> [WHAT YOU WILL DO]: Every record is to be restated exactly, with nothing left out.

Entries from a dataset of interfaces
[Start of section]

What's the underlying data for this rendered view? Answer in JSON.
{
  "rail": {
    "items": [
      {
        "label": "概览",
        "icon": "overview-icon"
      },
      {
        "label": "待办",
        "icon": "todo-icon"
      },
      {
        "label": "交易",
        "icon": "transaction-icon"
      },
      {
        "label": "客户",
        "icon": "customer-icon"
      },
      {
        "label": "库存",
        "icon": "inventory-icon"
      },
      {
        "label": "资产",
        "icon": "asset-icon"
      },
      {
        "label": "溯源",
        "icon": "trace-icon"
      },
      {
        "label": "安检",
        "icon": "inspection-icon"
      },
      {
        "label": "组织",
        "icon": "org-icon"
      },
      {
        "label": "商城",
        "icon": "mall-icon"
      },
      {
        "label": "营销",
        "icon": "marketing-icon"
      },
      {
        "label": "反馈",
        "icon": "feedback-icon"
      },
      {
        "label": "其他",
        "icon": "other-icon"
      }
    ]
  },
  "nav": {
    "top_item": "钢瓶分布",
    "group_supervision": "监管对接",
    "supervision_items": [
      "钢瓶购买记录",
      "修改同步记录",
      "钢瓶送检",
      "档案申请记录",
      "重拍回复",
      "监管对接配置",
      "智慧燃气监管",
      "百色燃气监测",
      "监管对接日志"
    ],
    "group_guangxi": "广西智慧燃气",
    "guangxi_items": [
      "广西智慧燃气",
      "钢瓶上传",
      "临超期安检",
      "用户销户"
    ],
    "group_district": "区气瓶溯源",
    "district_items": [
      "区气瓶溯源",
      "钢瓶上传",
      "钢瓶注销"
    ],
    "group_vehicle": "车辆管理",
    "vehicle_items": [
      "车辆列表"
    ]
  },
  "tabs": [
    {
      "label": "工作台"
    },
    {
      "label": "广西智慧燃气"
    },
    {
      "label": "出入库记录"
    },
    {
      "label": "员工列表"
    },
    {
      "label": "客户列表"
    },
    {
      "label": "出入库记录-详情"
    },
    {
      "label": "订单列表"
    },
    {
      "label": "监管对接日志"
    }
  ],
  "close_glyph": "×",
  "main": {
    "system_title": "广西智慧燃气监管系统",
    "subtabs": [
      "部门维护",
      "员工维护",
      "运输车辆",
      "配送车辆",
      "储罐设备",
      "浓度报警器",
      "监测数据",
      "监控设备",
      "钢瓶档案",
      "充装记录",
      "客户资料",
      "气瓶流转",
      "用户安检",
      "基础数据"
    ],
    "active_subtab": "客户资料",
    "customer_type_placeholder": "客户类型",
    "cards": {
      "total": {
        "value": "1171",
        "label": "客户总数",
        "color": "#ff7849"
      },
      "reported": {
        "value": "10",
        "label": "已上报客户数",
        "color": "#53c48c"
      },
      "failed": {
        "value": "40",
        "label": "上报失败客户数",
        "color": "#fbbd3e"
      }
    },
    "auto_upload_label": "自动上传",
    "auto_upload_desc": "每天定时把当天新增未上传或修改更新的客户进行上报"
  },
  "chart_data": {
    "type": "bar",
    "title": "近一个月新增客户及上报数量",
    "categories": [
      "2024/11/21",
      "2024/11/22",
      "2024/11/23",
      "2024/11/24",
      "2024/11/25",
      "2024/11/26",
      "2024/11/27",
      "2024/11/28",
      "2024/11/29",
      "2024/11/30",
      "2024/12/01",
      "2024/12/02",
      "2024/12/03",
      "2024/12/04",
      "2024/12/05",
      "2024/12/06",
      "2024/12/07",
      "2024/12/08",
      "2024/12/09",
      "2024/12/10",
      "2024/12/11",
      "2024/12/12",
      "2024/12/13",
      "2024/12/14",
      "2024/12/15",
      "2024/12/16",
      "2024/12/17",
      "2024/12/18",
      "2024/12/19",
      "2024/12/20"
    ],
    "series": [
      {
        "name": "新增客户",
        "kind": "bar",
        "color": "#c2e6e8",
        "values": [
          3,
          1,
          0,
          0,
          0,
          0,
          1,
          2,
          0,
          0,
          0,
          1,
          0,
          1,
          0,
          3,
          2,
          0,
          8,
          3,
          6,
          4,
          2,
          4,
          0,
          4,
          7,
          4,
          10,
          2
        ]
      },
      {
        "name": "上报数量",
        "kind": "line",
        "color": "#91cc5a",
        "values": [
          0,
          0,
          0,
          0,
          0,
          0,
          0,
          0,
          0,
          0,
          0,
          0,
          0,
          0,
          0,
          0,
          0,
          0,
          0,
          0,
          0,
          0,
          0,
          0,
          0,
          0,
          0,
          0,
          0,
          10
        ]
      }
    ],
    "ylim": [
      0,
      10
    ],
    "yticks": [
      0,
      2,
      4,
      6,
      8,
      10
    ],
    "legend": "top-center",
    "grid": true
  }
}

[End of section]

> [ANSWER BOX]:
What's the underlying data for this rendered view? Answer in JSON.
{
  "rail": {
    "items": [
      {
        "label": "概览",
        "icon": "overview-icon"
      },
      {
        "label": "待办",
        "icon": "todo-icon"
      },
      {
        "label": "交易",
        "icon": "transaction-icon"
      },
      {
        "label": "客户",
        "icon": "customer-icon"
      },
      {
        "label": "库存",
        "icon": "inventory-icon"
      },
      {
        "label": "资产",
        "icon": "asset-icon"
      },
      {
        "label": "溯源",
        "icon": "trace-icon"
      },
      {
        "label": "安检",
        "icon": "inspection-icon"
      },
      {
        "label": "组织",
        "icon": "org-icon"
      },
      {
        "label": "商城",
        "icon": "mall-icon"
      },
      {
        "label": "营销",
        "icon": "marketing-icon"
      },
      {
        "label": "反馈",
        "icon": "feedback-icon"
      },
      {
        "label": "其他",
        "icon": "other-icon"
      }
    ]
  },
  "nav": {
    "top_item": "钢瓶分布",
    "group_supervision": "监管对接",
    "supervision_items": [
      "钢瓶购买记录",
      "修改同步记录",
      "钢瓶送检",
      "档案申请记录",
      "重拍回复",
      "监管对接配置",
      "智慧燃气监管",
      "百色燃气监测",
      "监管对接日志"
    ],
    "group_guangxi": "广西智慧燃气",
    "guangxi_items": [
      "广西智慧燃气",
      "钢瓶上传",
      "临超期安检",
      "用户销户"
    ],
    "group_district": "区气瓶溯源",
    "district_items": [
      "区气瓶溯源",
      "钢瓶上传",
      "钢瓶注销"
    ],
    "group_vehicle": "车辆管理",
    "vehicle_items": [
      "车辆列表"
    ]
  },
  "tabs": [
    {
      "label": "工作台"
    },
    {
      "label": "广西智慧燃气"
    },
    {
      "label": "出入库记录"
    },
    {
      "label": "员工列表"
    },
    {
      "label": "客户列表"
    },
    {
      "label": "出入库记录-详情"
    },
    {
      "label": "订单列表"
    },
    {
      "label": "监管对接日志"
    }
  ],
  "close_glyph": "×",
  "main": {
    "system_title": "广西智慧燃气监管系统",
    "subtabs": [
      "部门维护",
      "员工维护",
      "运输车辆",
      "配送车辆",
      "储罐设备",
      "浓度报警器",
      "监测数据",
      "监控设备",
      "钢瓶档案",
      "充装记录",
      "客户资料",
      "气瓶流转",
      "用户安检",
      "基础数据"
    ],
    "active_subtab": "客户资料",
    "customer_type_placeholder": "客户类型",
    "cards": {
      "total": {
        "value": "1171",
        "label": "客户总数",
        "color": "#ff7849"
      },
      "reported": {
        "value": "10",
        "label": "已上报客户数",
        "color": "#53c48c"
      },
      "failed": {
        "value": "40",
        "label": "上报失败客户数",
        "color": "#fbbd3e"
      }
    },
    "auto_upload_label": "自动上传",
    "auto_upload_desc": "每天定时把当天新增未上传或修改更新的客户进行上报"
  },
  "chart_data": {
    "type": "bar",
    "title": "近一个月新增客户及上报数量",
    "categories": [
      "2024/11/21",
      "2024/11/22",
      "2024/11/23",
      "2024/11/24",
      "2024/11/25",
      "2024/11/26",
      "2024/11/27",
      "2024/11/28",
      "2024/11/29",
      "2024/11/30",
      "2024/12/01",
      "2024/12/02",
      "2024/12/03",
      "2024/12/04",
      "2024/12/05",
      "2024/12/06",
      "2024/12/07",
      "2024/12/08",
      "2024/12/09",
      "2024/12/10",
      "2024/12/11",
      "2024/12/12",
      "2024/12/13",
      "2024/12/14",
      "2024/12/15",
      "2024/12/16",
      "2024/12/17",
      "2024/12/18",
      "2024/12/19",
      "2024/12/20"
    ],
    "series": [
      {
        "name": "新增客户",
        "kind": "bar",
        "color": "#c2e6e8",
        "values": [
          3,
          1,
          0,
          0,
          0,
          0,
          1,
          2,
          0,
          0,
          0,
          1,
          0,
          1,
          0,
          3,
          2,
          0,
          8,
          3,
          6,
          4,
          2,
          4,
          0,
          4,
          7,
          4,
          10,
          2
        ]
      },
      {
        "name": "上报数量",
        "kind": "line",
        "color": "#91cc5a",
        "values": [
          0,
          0,
          0,
          0,
          0,
          0,
          0,
          0,
          0,
          0,
          0,
          0,
          0,
          0,
          0,
          0,
          0,
          0,
          0,
          0,
          0,
          0,
          0,
          0,
          0,
          0,
          0,
          0,
          0,
          10
        ]
      }
    ],
    "ylim": [
      0,
      10
    ],
    "yticks": [
      0,
      2,
      4,
      6,
      8,
      10
    ],
    "legend": "top-center",
    "grid": true
  }
}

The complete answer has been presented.